Posted on: Friday, August 6, 2004

Big Island man dies while free diving

Advertiser Staff

A Big Island man has become the second person in less than two weeks to die while free diving in Hawai'i waters.

Bradford Ordell of Kona died Wednesday at North Hawai'i Community Hospital in Waimea, three days after he was pulled unconscious from the waters of Kiholo Bay, Big Island police said.

Ordell, 28, was free diving in a fresh water pond in an underwater lava tube about 10:30 a.m. Sunday when he failed to surface. A diving companion searched for him and found him in about 15 feet of water.

Ordell's unconscious body was brought to shore where Hawai'i County Fire Department rescuers tried to review him and then took him to the hospital.

An autopsy determined that Ordell drowned, police said.

On July 24, Gene Higa, an accomplished diver with more than two decades of experience, was found dead after he failed to return from a dive on O'ahu's North Shore.

Higa, who had won one national championship, was competing in the U.S. National Spearfishing Championships when he died.

After Higa's death, Al Lagunte, president for North Shore Fishers and coordinator of the national championships in Hale'iwa, said he knew of three other deaths related to free diving on O'ahu this year alone.

An autopsy revealed that Higa drowned, the Honolulu medical examiner's office said yesterday.

Although details of what happened to Higa aren't known, Lagunte said a condition called shallow water blackout has led to the deaths of a number of free divers in recent years.

The blackouts, caused by oxygen deprivation, generally occur during the end of a dive, and most often when the diver, reaching the end of his endurance, is distracted by a fish or tangled equipment and delays surfacing, said Bill Ernst, director of skin diving for the Underwater Society of America.
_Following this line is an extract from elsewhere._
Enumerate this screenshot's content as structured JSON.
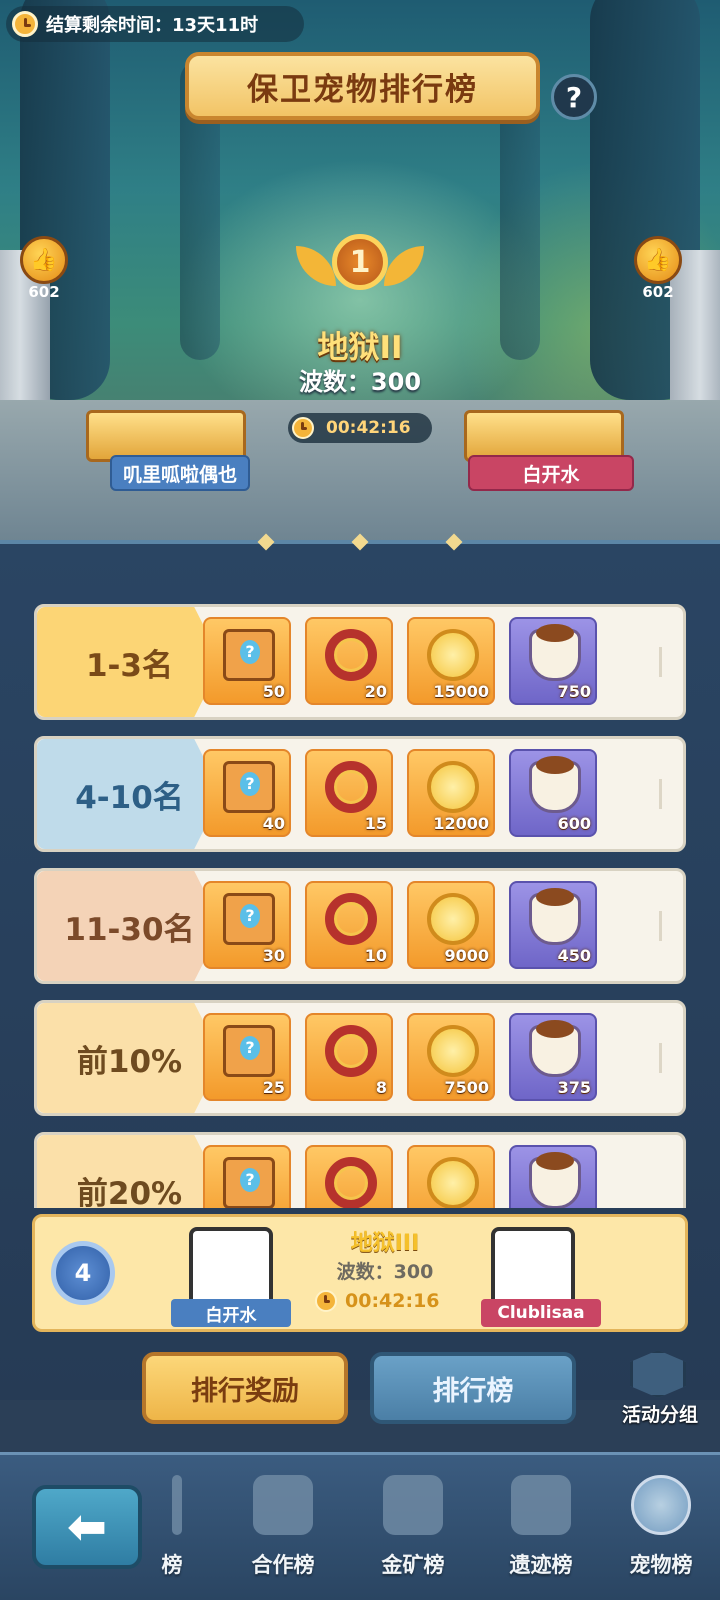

Following Higa's death, both Lagunte and Ernst said something must be done to make free diving safer. They said they planned to discuss going to two-man teams in U.S. competition.